From an article by Jerry Zeifman for Accuracy in Media (h/t: NRO’s The Corner):
At the time of Watergate I had overall supervisory authority over the House Judiciary Committee's Impeachment Inquiry staff that included Hillary Rodham-who was later to become First Lady in the Clinton White House.
During that period I kept a private diary of the behind the scenes congressional activities. My original tape recordings of the diary and other materials related to the Nixon impeachment provided the basis for my prior book Without Honor and are now available for inspection in the George Washington University Library.
. . .
After hiring Hillary, Doar assigned her to confer with me regarding rules of procedure for the impeachment inquiry. At my first meeting with her I told her that Judiciary Committee Chairman Peter Rodino, House Speaker Carl Albert, Majority Leader Tip O'Neill, Parliamentarian Lou Deschler and I had previously all agreed that we should rely only on the then existing House Rules, and not advocate any changes. I also quoted Tip O'Neill's statement that: "To try to change the rules now would be politically divisive. It would be like trying to change the traditional rules of baseball before a World Series."
Hillary assured me that she had not drafted, and would not advocate, any such rules changes. However, as documented in my personal diary, I soon learned that she had lied. She had already drafted changes, and continued to advocate them. In one written legal memorandum, she advocated denying President Nixon representation by counsel. In so doing she simply ignored the fact that in the committee's then-most-recent prior impeachment proceeding, the committee had afforded the right to counsel to Supreme Court Justice William O. Douglas.

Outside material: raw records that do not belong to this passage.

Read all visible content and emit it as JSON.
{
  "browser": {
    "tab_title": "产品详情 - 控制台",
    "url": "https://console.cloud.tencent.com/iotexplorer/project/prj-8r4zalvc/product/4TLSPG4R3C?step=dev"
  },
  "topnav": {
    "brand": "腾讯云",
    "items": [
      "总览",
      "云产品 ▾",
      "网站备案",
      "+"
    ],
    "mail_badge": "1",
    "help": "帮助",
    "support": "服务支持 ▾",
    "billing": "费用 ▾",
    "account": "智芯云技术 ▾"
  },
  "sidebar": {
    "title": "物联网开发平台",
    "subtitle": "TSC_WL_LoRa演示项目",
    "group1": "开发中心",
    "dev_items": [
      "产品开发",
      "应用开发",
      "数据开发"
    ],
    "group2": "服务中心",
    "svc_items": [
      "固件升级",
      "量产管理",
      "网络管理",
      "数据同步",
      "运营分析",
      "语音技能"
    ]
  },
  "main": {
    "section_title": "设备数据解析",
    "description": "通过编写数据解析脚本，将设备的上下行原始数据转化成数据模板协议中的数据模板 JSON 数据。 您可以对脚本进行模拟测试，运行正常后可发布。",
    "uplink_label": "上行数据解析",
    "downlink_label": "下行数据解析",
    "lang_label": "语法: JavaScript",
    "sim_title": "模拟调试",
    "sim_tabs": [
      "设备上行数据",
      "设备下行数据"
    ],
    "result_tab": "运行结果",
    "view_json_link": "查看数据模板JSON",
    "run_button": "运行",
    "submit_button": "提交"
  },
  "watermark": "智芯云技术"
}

I had also informed Hillary that the Douglas impeachment files were available for public inspection in the committee offices. She later removed the Douglas files without my permission and carried them to the offices of the impeachment inquiry staff-where they were no longer accessible to the public.
Hillary had also made other ethically flawed procedural recommendations, arguing that the Judiciary Committee should: not hold any hearings with-or take depositions of-any live witnesses; not conduct any original investigation of Watergate, bribery, tax evasion, or any other possible impeachable offense of President Nixon; and should rely solely on documentary evidence compiled by other committees and by the Justice Department's special Watergate prosecutor.
Only a few far-left Democrats supported Hillary's recommendations. A majority of the committee agreed to allow President Nixon to be represented by counsel and to hold hearings with live witnesses. Hillary then advocated that the official rules of the House be amended to deny members of the committee the right to question witnesses. This recommendation was voted down by the full House. The committee also rejected her proposal that we leave the drafting of the articles of impeachment to her and her fellow impeachment-inquiry staffers.
You know, some people like to refer to Hillary as “Hillary Milhous Clinton” but I think that’s unfair. To Nixon.
Update: Commenter Dennis Prouse suggests that this video provides a more apt comparison: